Mindfulness and Dharma practice have the effect of increasing the quality of our attention over time. I have also found that practice makes me more sensitive to noticing the quality of attention (in myself and others), and that I have started to value this. I find that I value having higher-quality attention.
I have heard this phrase for advertising a circus performance: "Live, without a net.”
In that case, we are supposed to be awed that someone would do acrobatics up high without a safety net. Truthfully, this sounds unwise to me. But in the realm of Dharma practice, it is the perfect phrase.
"Live, without a net” is what practice moves us toward.
What are the “nets” that we use? I am using the word “net” to mean something that we bring into an encounter as an extra, often unseen, prop. It lowers the quality of attention. It hangs in the wings or beneath us, not as a beneficial support, but as an appendage / something awkward. It is not an accident that a net is also something that can bind us. When a net like this is not seen, it ties us up.

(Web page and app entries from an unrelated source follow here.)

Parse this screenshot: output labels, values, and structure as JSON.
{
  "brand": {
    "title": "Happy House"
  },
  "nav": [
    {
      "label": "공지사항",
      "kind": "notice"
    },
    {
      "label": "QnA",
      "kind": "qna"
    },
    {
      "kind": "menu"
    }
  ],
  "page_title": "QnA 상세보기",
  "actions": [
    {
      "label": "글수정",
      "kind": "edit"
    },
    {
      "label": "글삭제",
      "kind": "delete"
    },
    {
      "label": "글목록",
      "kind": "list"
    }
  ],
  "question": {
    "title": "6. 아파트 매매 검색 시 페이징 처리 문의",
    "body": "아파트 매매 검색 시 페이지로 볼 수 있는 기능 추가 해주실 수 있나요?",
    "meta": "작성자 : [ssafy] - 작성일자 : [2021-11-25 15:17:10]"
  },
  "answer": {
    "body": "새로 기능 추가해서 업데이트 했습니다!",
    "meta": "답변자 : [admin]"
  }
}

One such net is actually called that -- the Internet. The mere presence of a cell phone on the table during an interaction has been found to reduce both the cognitive ability and emotional / empathetic connection between the people.
But if the nets were only external, it would be a pretty easy problem to solve. The far bigger issue is the internal nets that bind us. One is the past.
Important and often unseen components of our experience are the past associations that come up based on what’s happening now. For instance, someone we meet might resemble an old romantic partner or college roommate, and so we bring in emotions or reactions associated with the older experience and not necessarily relevant to what’s happening now. Sometimes this happens subconsciously if the association is subtle, such as the person’s accent or way of walking.
It’s not so much that we need to delve into the psychology and figure out what relationship issues are coming up through this past association. A more Dharmic approach is simply to notice how perception works in the mind: Past experience automatically comes into present-moment experience, and we need (a) mindfulness to see that, and (b) wisdom to know whether the past association is relevant or not.
If we lack sufficient mindfulness or wisdom, then the past association divides our attention, drains away energy, and generally lowers the quality of the attention we have to respond truly to this person right in front of us.
Our views (or ways of seeing things, or orientations toward things), have quite an influence too. If I carry the view that meditators are generally boring to talk with, then I am much more likely to be bored at a meditation center than if I didn’t carry that view. I would walk in with that filter, and it would influence my experience.
And that actually lowers the quality of my attention because I am only attending to part of the picture. Remember that high-quality attention is fresh and receptive, open to what is actually here. Fixed views limit and confine what I can see.
So stepping back, we have now talked about internal conditions that may prevent us from having high-quality attention: Memories or past associations, and also views. When are they an actual distraction? In general, we get distracted by internal events if we don’t have enough attentional strength. We have a reaction or a response because of our past or because of views, and if we can’t hold it, it can take over.
Quality of attention is part of the path – it shifts and changes over time. And each moment of awareness is an advance; you never go backward. The quality gets higher and higher, on average. More and more, we are "live, without a net." And as we get used to practicing this way, it can actually feel as if there is “no net,” no ground. Or sometimes it feels more like having no reference points. This too is practice.